Assigned task: Where in the records does the word "CollectEnergyRain" occur? Copy each line in which it does.

Data under study:
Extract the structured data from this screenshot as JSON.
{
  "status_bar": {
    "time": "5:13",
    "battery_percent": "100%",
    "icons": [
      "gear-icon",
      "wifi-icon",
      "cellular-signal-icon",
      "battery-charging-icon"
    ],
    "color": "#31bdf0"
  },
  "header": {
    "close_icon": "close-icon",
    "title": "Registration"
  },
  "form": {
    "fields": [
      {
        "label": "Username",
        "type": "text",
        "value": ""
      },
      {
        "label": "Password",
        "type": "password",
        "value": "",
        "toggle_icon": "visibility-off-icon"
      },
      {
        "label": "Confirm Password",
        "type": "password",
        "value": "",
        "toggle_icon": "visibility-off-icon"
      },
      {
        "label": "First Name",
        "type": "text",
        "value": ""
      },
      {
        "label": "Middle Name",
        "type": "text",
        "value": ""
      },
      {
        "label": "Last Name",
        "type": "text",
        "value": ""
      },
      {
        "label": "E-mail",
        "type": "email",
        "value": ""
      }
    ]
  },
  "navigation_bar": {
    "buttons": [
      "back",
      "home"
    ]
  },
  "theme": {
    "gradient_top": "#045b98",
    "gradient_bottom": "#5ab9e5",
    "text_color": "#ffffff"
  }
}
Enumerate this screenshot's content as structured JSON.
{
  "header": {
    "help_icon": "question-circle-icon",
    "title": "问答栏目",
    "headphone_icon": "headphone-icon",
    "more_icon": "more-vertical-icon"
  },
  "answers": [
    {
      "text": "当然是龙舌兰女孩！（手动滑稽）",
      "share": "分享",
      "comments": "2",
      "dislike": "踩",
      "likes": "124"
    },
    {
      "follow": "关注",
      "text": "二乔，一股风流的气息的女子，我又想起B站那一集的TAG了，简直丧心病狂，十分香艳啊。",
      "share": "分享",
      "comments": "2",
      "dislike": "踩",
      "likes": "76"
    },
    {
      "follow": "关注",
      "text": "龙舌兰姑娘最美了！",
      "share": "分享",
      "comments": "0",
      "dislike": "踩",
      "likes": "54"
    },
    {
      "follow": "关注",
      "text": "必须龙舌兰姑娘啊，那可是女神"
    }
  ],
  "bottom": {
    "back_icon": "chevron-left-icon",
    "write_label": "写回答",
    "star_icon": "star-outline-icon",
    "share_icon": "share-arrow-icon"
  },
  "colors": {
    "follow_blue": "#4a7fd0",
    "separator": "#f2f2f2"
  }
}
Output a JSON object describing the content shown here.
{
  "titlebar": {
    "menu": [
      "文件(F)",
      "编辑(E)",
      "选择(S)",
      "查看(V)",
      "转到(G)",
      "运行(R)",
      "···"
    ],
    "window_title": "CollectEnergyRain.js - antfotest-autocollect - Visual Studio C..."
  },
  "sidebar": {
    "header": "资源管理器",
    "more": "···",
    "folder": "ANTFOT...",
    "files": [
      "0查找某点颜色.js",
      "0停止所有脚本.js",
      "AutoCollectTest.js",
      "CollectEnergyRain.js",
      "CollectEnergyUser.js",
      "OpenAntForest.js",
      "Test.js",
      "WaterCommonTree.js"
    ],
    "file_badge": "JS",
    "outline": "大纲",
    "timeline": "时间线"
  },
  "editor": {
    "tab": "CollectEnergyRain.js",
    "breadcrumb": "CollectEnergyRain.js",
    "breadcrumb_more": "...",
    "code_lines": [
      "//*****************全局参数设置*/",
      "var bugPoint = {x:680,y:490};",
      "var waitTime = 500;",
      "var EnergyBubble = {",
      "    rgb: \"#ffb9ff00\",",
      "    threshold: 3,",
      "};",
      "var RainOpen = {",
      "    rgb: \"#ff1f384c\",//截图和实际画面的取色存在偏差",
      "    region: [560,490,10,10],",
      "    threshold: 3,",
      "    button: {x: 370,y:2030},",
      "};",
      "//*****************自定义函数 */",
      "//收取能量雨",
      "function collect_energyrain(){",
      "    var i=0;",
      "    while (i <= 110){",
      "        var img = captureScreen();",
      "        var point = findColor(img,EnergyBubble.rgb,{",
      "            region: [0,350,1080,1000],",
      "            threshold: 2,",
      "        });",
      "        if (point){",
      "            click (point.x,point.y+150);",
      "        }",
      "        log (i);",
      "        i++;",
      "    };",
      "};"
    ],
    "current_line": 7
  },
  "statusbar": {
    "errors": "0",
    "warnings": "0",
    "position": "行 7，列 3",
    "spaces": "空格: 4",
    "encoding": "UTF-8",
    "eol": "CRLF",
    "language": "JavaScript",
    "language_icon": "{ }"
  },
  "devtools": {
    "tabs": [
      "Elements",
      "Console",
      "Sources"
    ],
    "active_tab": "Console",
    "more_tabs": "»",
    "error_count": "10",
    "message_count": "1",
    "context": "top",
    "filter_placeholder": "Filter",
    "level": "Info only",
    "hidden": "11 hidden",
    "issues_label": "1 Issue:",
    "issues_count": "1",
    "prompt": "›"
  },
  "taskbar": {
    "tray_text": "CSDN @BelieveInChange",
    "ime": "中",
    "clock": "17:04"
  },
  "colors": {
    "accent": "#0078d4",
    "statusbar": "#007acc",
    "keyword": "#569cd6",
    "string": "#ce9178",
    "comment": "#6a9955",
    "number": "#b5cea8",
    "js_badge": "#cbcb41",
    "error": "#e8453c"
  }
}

Answer to this exercise:
    "window_title": "CollectEnergyRain.js - antfotest-autocollect - Visual Studio C..."
      "CollectEnergyRain.js",
    "tab": "CollectEnergyRain.js",
    "breadcrumb": "CollectEnergyRain.js",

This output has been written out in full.